_What you should do:_
Without copying the images, write out all the entries below verbatim.

(App and web page records)
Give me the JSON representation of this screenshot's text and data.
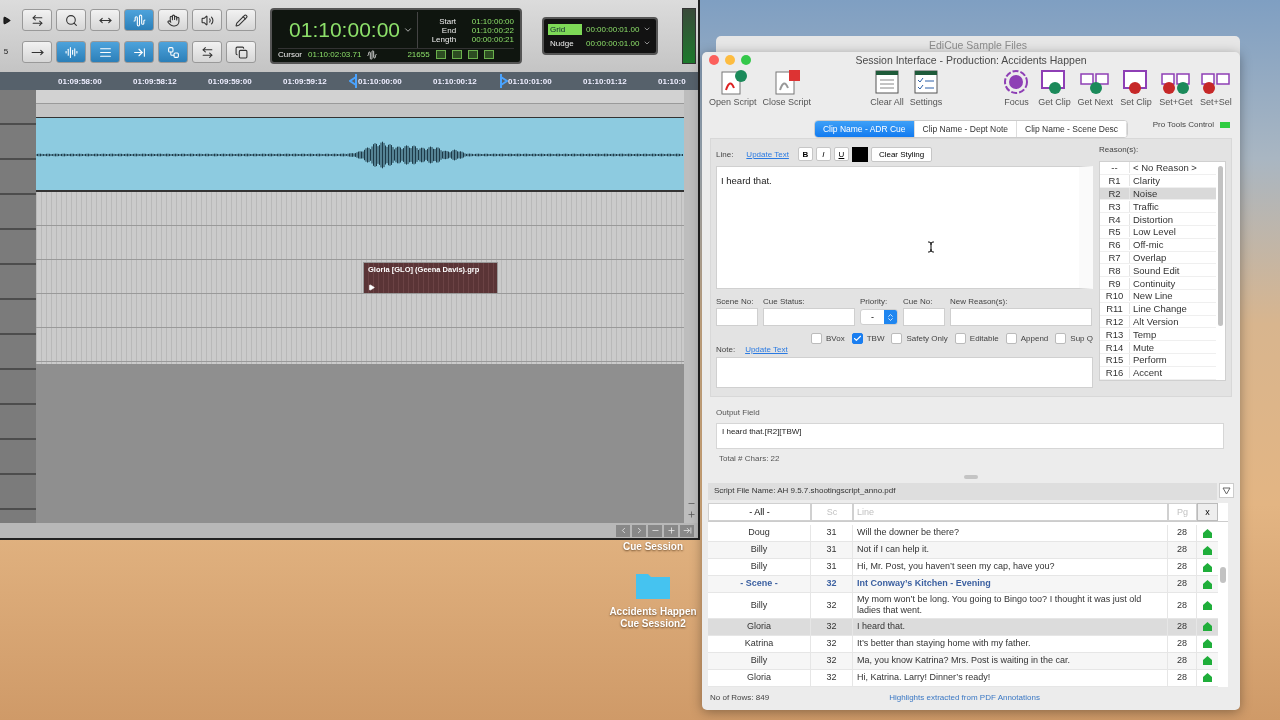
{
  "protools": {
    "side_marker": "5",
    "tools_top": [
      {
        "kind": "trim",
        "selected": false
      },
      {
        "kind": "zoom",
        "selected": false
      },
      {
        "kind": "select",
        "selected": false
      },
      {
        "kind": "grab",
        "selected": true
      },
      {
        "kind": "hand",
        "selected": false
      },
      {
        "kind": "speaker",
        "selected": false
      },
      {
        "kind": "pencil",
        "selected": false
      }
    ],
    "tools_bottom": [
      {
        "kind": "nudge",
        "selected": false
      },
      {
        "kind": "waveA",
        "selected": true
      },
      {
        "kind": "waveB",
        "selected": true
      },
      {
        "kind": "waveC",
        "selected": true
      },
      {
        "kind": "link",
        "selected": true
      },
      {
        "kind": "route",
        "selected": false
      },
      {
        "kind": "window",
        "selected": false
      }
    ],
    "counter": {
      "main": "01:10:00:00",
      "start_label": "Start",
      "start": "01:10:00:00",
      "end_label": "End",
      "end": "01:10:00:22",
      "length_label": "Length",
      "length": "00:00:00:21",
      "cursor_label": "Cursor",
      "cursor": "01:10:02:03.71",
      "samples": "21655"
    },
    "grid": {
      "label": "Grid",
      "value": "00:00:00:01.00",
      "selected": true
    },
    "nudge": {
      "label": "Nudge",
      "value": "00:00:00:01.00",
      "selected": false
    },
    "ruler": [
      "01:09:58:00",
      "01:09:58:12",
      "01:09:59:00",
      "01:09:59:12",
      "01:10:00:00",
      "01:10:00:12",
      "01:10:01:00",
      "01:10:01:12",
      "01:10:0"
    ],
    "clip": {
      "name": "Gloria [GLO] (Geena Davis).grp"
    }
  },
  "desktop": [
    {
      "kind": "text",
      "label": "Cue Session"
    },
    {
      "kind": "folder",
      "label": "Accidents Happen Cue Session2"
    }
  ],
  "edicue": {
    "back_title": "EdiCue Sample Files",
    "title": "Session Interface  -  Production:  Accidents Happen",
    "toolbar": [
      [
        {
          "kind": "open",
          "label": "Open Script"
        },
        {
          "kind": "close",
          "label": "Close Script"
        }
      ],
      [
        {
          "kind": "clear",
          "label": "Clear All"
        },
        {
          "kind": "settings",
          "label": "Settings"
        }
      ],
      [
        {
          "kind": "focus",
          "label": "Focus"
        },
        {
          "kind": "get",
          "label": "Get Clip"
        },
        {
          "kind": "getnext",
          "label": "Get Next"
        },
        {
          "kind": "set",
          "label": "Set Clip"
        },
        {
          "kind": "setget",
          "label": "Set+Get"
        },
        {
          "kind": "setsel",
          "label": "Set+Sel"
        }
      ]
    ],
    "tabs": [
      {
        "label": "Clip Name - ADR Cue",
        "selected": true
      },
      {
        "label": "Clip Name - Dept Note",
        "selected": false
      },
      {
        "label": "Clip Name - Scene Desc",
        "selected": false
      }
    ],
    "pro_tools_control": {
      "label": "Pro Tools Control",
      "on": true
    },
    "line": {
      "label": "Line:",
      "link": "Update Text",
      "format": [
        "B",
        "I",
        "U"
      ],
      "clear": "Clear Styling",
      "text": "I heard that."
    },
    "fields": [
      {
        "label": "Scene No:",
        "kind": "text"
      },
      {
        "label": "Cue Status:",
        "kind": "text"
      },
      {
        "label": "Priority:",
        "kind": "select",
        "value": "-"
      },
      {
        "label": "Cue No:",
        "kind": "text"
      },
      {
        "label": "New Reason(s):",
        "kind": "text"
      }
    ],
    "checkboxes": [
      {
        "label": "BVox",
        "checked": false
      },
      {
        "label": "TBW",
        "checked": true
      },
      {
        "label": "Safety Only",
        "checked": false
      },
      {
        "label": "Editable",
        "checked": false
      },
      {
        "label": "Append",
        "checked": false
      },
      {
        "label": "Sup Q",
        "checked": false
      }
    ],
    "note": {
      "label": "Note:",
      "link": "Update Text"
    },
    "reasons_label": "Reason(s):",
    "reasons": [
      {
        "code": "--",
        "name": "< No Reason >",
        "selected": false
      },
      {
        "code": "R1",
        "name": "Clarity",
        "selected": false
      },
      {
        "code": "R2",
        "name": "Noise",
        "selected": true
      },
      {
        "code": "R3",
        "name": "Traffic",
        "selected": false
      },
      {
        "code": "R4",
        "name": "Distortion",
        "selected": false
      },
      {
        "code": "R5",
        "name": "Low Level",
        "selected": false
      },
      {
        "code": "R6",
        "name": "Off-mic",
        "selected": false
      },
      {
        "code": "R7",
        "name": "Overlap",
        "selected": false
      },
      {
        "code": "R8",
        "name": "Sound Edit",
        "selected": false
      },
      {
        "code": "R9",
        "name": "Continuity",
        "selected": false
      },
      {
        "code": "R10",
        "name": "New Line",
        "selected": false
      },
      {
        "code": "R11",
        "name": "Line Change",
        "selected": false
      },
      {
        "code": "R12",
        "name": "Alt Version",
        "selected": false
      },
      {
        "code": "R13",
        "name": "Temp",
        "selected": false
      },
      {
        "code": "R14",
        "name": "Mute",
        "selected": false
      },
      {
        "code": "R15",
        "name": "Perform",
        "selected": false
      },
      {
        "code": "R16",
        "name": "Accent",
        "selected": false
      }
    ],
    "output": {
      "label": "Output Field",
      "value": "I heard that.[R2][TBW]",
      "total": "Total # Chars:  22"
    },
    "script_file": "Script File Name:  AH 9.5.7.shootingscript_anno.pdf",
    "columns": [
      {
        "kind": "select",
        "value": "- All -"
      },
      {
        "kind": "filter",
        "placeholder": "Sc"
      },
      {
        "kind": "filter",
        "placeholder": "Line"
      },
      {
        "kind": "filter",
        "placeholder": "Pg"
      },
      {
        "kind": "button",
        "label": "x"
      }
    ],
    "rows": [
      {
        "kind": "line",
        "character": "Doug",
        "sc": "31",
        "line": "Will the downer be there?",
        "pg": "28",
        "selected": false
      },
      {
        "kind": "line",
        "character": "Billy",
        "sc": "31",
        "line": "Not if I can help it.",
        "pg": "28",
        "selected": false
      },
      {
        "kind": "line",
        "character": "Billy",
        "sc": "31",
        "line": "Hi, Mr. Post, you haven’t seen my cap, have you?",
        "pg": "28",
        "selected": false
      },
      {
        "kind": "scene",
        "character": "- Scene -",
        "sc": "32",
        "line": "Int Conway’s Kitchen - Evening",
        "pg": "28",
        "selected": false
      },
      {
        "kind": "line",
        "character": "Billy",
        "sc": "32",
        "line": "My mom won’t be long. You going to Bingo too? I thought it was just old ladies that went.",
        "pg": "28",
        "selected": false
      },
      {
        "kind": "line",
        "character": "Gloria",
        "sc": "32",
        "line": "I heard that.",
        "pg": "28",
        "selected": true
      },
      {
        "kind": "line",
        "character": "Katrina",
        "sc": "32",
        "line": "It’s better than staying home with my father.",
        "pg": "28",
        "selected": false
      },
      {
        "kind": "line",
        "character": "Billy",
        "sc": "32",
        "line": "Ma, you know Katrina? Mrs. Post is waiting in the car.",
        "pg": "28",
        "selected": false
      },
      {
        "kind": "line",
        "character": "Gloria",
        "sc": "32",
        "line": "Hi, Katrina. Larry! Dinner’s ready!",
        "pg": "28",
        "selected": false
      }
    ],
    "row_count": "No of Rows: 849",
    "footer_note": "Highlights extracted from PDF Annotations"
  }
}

_Output of the task:_
Give me the JSON representation of this screenshot's text and data.
{
  "protools": {
    "side_marker": "5",
    "tools_top": [
      {
        "kind": "trim",
        "selected": false
      },
      {
        "kind": "zoom",
        "selected": false
      },
      {
        "kind": "select",
        "selected": false
      },
      {
        "kind": "grab",
        "selected": true
      },
      {
        "kind": "hand",
        "selected": false
      },
      {
        "kind": "speaker",
        "selected": false
      },
      {
        "kind": "pencil",
        "selected": false
      }
    ],
    "tools_bottom": [
      {
        "kind": "nudge",
        "selected": false
      },
      {
        "kind": "waveA",
        "selected": true
      },
      {
        "kind": "waveB",
        "selected": true
      },
      {
        "kind": "waveC",
        "selected": true
      },
      {
        "kind": "link",
        "selected": true
      },
      {
        "kind": "route",
        "selected": false
      },
      {
        "kind": "window",
        "selected": false
      }
    ],
    "counter": {
      "main": "01:10:00:00",
      "start_label": "Start",
      "start": "01:10:00:00",
      "end_label": "End",
      "end": "01:10:00:22",
      "length_label": "Length",
      "length": "00:00:00:21",
      "cursor_label": "Cursor",
      "cursor": "01:10:02:03.71",
      "samples": "21655"
    },
    "grid": {
      "label": "Grid",
      "value": "00:00:00:01.00",
      "selected": true
    },
    "nudge": {
      "label": "Nudge",
      "value": "00:00:00:01.00",
      "selected": false
    },
    "ruler": [
      "01:09:58:00",
      "01:09:58:12",
      "01:09:59:00",
      "01:09:59:12",
      "01:10:00:00",
      "01:10:00:12",
      "01:10:01:00",
      "01:10:01:12",
      "01:10:0"
    ],
    "clip": {
      "name": "Gloria [GLO] (Geena Davis).grp"
    }
  },
  "desktop": [
    {
      "kind": "text",
      "label": "Cue Session"
    },
    {
      "kind": "folder",
      "label": "Accidents Happen Cue Session2"
    }
  ],
  "edicue": {
    "back_title": "EdiCue Sample Files",
    "title": "Session Interface  -  Production:  Accidents Happen",
    "toolbar": [
      [
        {
          "kind": "open",
          "label": "Open Script"
        },
        {
          "kind": "close",
          "label": "Close Script"
        }
      ],
      [
        {
          "kind": "clear",
          "label": "Clear All"
        },
        {
          "kind": "settings",
          "label": "Settings"
        }
      ],
      [
        {
          "kind": "focus",
          "label": "Focus"
        },
        {
          "kind": "get",
          "label": "Get Clip"
        },
        {
          "kind": "getnext",
          "label": "Get Next"
        },
        {
          "kind": "set",
          "label": "Set Clip"
        },
        {
          "kind": "setget",
          "label": "Set+Get"
        },
        {
          "kind": "setsel",
          "label": "Set+Sel"
        }
      ]
    ],
    "tabs": [
      {
        "label": "Clip Name - ADR Cue",
        "selected": true
      },
      {
        "label": "Clip Name - Dept Note",
        "selected": false
      },
      {
        "label": "Clip Name - Scene Desc",
        "selected": false
      }
    ],
    "pro_tools_control": {
      "label": "Pro Tools Control",
      "on": true
    },
    "line": {
      "label": "Line:",
      "link": "Update Text",
      "format": [
        "B",
        "I",
        "U"
      ],
      "clear": "Clear Styling",
      "text": "I heard that."
    },
    "fields": [
      {
        "label": "Scene No:",
        "kind": "text"
      },
      {
        "label": "Cue Status:",
        "kind": "text"
      },
      {
        "label": "Priority:",
        "kind": "select",
        "value": "-"
      },
      {
        "label": "Cue No:",
        "kind": "text"
      },
      {
        "label": "New Reason(s):",
        "kind": "text"
      }
    ],
    "checkboxes": [
      {
        "label": "BVox",
        "checked": false
      },
      {
        "label": "TBW",
        "checked": true
      },
      {
        "label": "Safety Only",
        "checked": false
      },
      {
        "label": "Editable",
        "checked": false
      },
      {
        "label": "Append",
        "checked": false
      },
      {
        "label": "Sup Q",
        "checked": false
      }
    ],
    "note": {
      "label": "Note:",
      "link": "Update Text"
    },
    "reasons_label": "Reason(s):",
    "reasons": [
      {
        "code": "--",
        "name": "< No Reason >",
        "selected": false
      },
      {
        "code": "R1",
        "name": "Clarity",
        "selected": false
      },
      {
        "code": "R2",
        "name": "Noise",
        "selected": true
      },
      {
        "code": "R3",
        "name": "Traffic",
        "selected": false
      },
      {
        "code": "R4",
        "name": "Distortion",
        "selected": false
      },
      {
        "code": "R5",
        "name": "Low Level",
        "selected": false
      },
      {
        "code": "R6",
        "name": "Off-mic",
        "selected": false
      },
      {
        "code": "R7",
        "name": "Overlap",
        "selected": false
      },
      {
        "code": "R8",
        "name": "Sound Edit",
        "selected": false
      },
      {
        "code": "R9",
        "name": "Continuity",
        "selected": false
      },
      {
        "code": "R10",
        "name": "New Line",
        "selected": false
      },
      {
        "code": "R11",
        "name": "Line Change",
        "selected": false
      },
      {
        "code": "R12",
        "name": "Alt Version",
        "selected": false
      },
      {
        "code": "R13",
        "name": "Temp",
        "selected": false
      },
      {
        "code": "R14",
        "name": "Mute",
        "selected": false
      },
      {
        "code": "R15",
        "name": "Perform",
        "selected": false
      },
      {
        "code": "R16",
        "name": "Accent",
        "selected": false
      }
    ],
    "output": {
      "label": "Output Field",
      "value": "I heard that.[R2][TBW]",
      "total": "Total # Chars:  22"
    },
    "script_file": "Script File Name:  AH 9.5.7.shootingscript_anno.pdf",
    "columns": [
      {
        "kind": "select",
        "value": "- All -"
      },
      {
        "kind": "filter",
        "placeholder": "Sc"
      },
      {
        "kind": "filter",
        "placeholder": "Line"
      },
      {
        "kind": "filter",
        "placeholder": "Pg"
      },
      {
        "kind": "button",
        "label": "x"
      }
    ],
    "rows": [
      {
        "kind": "line",
        "character": "Doug",
        "sc": "31",
        "line": "Will the downer be there?",
        "pg": "28",
        "selected": false
      },
      {
        "kind": "line",
        "character": "Billy",
        "sc": "31",
        "line": "Not if I can help it.",
        "pg": "28",
        "selected": false
      },
      {
        "kind": "line",
        "character": "Billy",
        "sc": "31",
        "line": "Hi, Mr. Post, you haven’t seen my cap, have you?",
        "pg": "28",
        "selected": false
      },
      {
        "kind": "scene",
        "character": "- Scene -",
        "sc": "32",
        "line": "Int Conway’s Kitchen - Evening",
        "pg": "28",
        "selected": false
      },
      {
        "kind": "line",
        "character": "Billy",
        "sc": "32",
        "line": "My mom won’t be long. You going to Bingo too? I thought it was just old ladies that went.",
        "pg": "28",
        "selected": false
      },
      {
        "kind": "line",
        "character": "Gloria",
        "sc": "32",
        "line": "I heard that.",
        "pg": "28",
        "selected": true
      },
      {
        "kind": "line",
        "character": "Katrina",
        "sc": "32",
        "line": "It’s better than staying home with my father.",
        "pg": "28",
        "selected": false
      },
      {
        "kind": "line",
        "character": "Billy",
        "sc": "32",
        "line": "Ma, you know Katrina? Mrs. Post is waiting in the car.",
        "pg": "28",
        "selected": false
      },
      {
        "kind": "line",
        "character": "Gloria",
        "sc": "32",
        "line": "Hi, Katrina. Larry! Dinner’s ready!",
        "pg": "28",
        "selected": false
      }
    ],
    "row_count": "No of Rows: 849",
    "footer_note": "Highlights extracted from PDF Annotations"
  }
}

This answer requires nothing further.